“Concerns and requests of women need to be integrated into the village plan before the plan is finalized and executed for better and successful implementation and development."
“Women also have ideas and desires to ensure that plans meet their needs. Therefore, engaging women in village activities and development plans will effectively and efficiently help address issues and enhance development in and for the communities," said Manivanh Sayavong, 52, Director of the Gender Development Association, who strongly believes that women have a crucial role to play in planning and executing water and resource management activities. Manivanh has been in the development sector since 1990 and has worked with various organizations, including Oxfam Australia. In a recent interview with Oxfam, Manivanh shared that as a Lao women leader and her pathway has been one of commitment, passion, patience, and challenging her internal beliefs about herself as well as external perceptions of her as a woman leader. As one of our women leaders, Manivanh would like to encourage all women to work together and support each other to overcome poverty, advocate for their rights, and develop their skills and capacities. She also calls for women to take up new opportunities wherever possible and not to be limited by mistaken beliefs about what women can achieve.
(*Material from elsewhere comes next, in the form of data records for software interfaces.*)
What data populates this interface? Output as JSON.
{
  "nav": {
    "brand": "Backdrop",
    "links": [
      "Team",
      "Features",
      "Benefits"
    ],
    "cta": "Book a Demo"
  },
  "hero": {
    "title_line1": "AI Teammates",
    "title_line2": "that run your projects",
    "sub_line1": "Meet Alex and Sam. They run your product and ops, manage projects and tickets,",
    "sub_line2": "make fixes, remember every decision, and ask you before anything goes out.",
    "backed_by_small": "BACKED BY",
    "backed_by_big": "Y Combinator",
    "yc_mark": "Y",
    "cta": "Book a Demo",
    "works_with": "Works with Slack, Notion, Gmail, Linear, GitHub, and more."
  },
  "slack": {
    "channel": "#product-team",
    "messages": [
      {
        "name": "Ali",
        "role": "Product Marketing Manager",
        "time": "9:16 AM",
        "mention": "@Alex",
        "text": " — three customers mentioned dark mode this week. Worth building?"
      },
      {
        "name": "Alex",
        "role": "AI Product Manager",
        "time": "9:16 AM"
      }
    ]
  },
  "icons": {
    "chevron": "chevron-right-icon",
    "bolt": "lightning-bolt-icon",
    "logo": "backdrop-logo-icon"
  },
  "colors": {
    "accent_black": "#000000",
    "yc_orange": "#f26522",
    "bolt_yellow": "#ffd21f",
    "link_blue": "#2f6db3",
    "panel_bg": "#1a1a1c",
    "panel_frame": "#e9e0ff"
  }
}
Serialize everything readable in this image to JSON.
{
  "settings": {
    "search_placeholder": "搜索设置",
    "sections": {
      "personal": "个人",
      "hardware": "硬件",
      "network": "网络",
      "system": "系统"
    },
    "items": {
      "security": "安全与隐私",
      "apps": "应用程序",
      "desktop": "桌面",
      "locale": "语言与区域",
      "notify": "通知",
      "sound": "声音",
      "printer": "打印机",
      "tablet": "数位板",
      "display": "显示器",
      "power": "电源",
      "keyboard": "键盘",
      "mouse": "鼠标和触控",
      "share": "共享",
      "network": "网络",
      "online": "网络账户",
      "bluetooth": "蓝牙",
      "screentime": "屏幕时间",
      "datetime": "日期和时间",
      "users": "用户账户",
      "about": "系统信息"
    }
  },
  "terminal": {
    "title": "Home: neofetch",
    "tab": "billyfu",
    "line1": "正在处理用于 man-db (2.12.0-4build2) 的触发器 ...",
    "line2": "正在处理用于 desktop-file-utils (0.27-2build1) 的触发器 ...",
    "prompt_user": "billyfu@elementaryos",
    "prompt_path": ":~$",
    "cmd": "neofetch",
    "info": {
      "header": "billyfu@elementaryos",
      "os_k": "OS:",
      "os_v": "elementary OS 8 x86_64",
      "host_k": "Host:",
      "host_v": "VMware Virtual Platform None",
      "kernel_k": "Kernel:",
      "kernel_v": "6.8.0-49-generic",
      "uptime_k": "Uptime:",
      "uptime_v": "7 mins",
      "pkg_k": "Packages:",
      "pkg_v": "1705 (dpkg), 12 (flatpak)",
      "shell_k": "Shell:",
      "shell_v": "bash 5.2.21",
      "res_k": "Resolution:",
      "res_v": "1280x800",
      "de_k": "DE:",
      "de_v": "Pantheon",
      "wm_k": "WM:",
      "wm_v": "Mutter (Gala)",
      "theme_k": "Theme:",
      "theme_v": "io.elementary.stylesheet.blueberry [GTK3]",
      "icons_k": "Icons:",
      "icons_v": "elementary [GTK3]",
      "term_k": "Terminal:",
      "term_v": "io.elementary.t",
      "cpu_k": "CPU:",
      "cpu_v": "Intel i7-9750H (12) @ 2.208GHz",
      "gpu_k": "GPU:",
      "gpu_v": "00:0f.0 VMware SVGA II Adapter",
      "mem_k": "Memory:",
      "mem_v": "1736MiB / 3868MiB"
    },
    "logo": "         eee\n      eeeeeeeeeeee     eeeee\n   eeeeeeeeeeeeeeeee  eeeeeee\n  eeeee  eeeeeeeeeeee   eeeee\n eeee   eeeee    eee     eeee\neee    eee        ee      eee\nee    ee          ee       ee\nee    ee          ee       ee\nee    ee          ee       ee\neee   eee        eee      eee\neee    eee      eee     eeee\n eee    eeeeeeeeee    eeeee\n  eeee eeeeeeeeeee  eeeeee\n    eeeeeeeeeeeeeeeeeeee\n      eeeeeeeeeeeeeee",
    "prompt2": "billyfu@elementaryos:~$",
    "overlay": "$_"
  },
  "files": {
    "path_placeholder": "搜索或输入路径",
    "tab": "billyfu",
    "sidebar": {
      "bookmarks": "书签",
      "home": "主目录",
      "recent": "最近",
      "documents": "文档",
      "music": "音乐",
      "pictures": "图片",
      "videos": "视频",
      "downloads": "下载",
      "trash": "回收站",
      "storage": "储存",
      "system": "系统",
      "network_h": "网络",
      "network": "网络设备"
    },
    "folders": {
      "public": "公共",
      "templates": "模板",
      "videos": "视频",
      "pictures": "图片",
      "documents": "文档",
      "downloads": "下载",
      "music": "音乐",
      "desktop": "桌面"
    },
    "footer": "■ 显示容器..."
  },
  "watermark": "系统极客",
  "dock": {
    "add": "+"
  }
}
Learning from Manivanh, Khaisone, and Atheena, it is important for Oxfam to make their stories more visible and to celebrate their success through the creation of these profiles and those of other Mekong women leaders.
Understanding their challenges makes it even more inspiring to read the stories and see the images of these remarkable women who are part of these Women Leaders Profiles. These women are uniting previously disenfranchised communities, accelerating positive development outcomes for everyone, and contributing to the achievement of gender equality and the protection of our natural environment. They are shaping local, national, and regional change in innovative ways and are demonstrating collaborative leadership in action – uniting people toward common goals and providing us with role models for inclusive leadership.
In celebration of Lao Women’s Union Day, taking place on July 20, 2020, Oxfam and partner organizations urge both the public and those working in development to acknowledge and support the roles that both women and men share in managing water and aquatic resources. It is equally vital that stakeholders address the many disadvantages that women throughout the region continue to experience in the sphere of water and resource management. Khaisone and Atheena are exemplary models of Lao women taking leadership and action at different levels, and as gender main-streaming is becoming a fundamental focus in the water governance curriculum at the National University of Laos, the future outlook of women’s' participation in water and resource management is positive.
A significant step in achieving a more equitable system lies in the vigilance of governments, national and regional water governance groups, and civil society organizations to bring the Women of the Mekong to the discussion and planning tables.
IUCN, & OXFAM. (2018). Gender and water governance in the Mekong region. Bangkok: International Union for Conservation of Nature.